Top of Provided records
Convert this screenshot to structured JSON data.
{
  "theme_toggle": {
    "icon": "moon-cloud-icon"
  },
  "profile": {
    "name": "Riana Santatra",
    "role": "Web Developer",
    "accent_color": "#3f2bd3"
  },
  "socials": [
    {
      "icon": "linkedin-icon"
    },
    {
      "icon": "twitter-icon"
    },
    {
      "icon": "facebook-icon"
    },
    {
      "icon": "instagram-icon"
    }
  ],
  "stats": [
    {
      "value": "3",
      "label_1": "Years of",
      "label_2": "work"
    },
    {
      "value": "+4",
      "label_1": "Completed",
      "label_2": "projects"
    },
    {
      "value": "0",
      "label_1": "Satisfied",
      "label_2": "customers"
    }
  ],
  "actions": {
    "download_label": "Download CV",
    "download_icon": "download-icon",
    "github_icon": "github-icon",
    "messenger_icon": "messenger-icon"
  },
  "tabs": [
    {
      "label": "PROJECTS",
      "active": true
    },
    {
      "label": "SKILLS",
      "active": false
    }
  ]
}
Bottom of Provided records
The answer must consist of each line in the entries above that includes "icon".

**Response for this exercise**
    "icon": "moon-cloud-icon"
      "icon": "linkedin-icon"
      "icon": "twitter-icon"
      "icon": "facebook-icon"
      "icon": "instagram-icon"
    "download_icon": "download-icon",
    "github_icon": "github-icon",
    "messenger_icon": "messenger-icon"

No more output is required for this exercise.